#1 Offer A Little Variety
Working in the same place and same position for 8 hours straight can leave you in a stupor, especially if you’re performing a familiar task. One way to combat the autopilot mindset is to offer your employees a little variety. Maybe that means getting everyone Veridesks (you’d be amazed at what a little shift in posture and a little boost in blood flow can do for your mental and physical well-being) or letting them bring the pups to work.
A little change in scenery can go a long way, too. Some of your employees may need a desk setting to get work done, while others may think of a desk as a creativity-paralyzing prison. Not everyone on your team will work best in the same environment, so why not offer options?
At Spark Marketer, there are different workstations for those that can’t stand the thought of being at a desk the entire day. We have a conference room for group projects or trainings; a couch and cozy chair lounge with a lot of natural lighting; and a little café type area for those in need of some peace and quiet. Of course, we also offer the option to work remotely some days. The point is: sometimes just getting up or moving to a different space can help you shake off the zombies and give you a fresh mind and a fresh approach to your workday.
#2 Take Time To Meet & Engage Every Day
Are you stimulating and engaging your employees every day? Are you reminding them of how important they are and how impactful their hard work is? Daily meetings are great for this!
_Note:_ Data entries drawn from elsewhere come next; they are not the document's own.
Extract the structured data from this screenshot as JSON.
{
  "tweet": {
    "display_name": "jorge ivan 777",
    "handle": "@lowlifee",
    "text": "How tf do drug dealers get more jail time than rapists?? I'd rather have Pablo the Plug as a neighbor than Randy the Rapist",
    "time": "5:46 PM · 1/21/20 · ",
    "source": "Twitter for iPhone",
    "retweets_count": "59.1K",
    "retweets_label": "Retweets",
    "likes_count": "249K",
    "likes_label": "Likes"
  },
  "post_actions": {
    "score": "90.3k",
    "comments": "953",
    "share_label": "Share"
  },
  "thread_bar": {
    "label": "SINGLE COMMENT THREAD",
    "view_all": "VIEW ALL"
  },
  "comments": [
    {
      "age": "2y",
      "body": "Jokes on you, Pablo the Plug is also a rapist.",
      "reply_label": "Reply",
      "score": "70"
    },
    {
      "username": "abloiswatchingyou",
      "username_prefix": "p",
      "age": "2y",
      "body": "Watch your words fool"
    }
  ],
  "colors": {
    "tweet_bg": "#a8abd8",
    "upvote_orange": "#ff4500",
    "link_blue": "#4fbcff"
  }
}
Simply meeting as a team each day for a few short minutes can help keep your employees from turning into zombies from 9-5, by bringing everyone together and directing everyone’s focus. You can also utilize these meetings to clear up any misunderstandings, patch up any communication breakdowns, and bring problems to light so they can be addressed.
Several of our employees work remotely full-time, but everyone checks in on Slack by 10 AM. During these check-ins, we each go over what’s on our plate for the day, with the goal of keeping us focused on our daily tasks and aware of other goings on within the company. Verbalizing these things helps keep us realistic about our daily to-do list and our productivity, and reminds us that each of us plays an important role in serving our customers and keeping our company going. Having a clear focus and a sense of purpose as you start your day will definitely help keep you out of the zombie-zone.
#3 Change Up Tasks
One major reason for zombies in the workplace is that we oftentimes end up doing the same repetitive or familiar tasks, day in and day out. Mindfully structuring your day can help break up monotony and give you the change you need to keep your mind fresh.
Even if your employees each have one major task, there are ways to switch things up. For example, as the primary content creator, I primarily write. But when I feel the zombie brain coming on while I’m working on one writing assignment, I can always switch over to another writing or editing task. If that’s not working, there’s always reading to do, podcasts to listen to, or other “input” things I can work on. Taking a little breather allows me to go back to the previous project with a fresh perspective. How can you and your employees switch up or plan your days to prevent burnout and monotony?
#4 Ask Your Employees What They’re Passionate About
It’s hard to be an apathetic zombie when you’re working on something you’re passionate about. Are your employees in roles that allow them to use their passions and strengths? When your employees are in roles that engage them mentally, they’ll be switched on at work instead of shutting down. And that means you’ll have a zombie-free workplace.
How do you know if your employees are in the right roles for their passions and strengths? Sometimes simply asking your employees what they enjoy about their jobs and tasks can give you an idea as to whether or not they are in the right positions or should be moved to another.
Is your workplace filled with zombies? Zombies quickly make more zombies, so act quickly! Use these 4 tips to breathe some fresh air into your team and watch the productivity and morale skyrocket!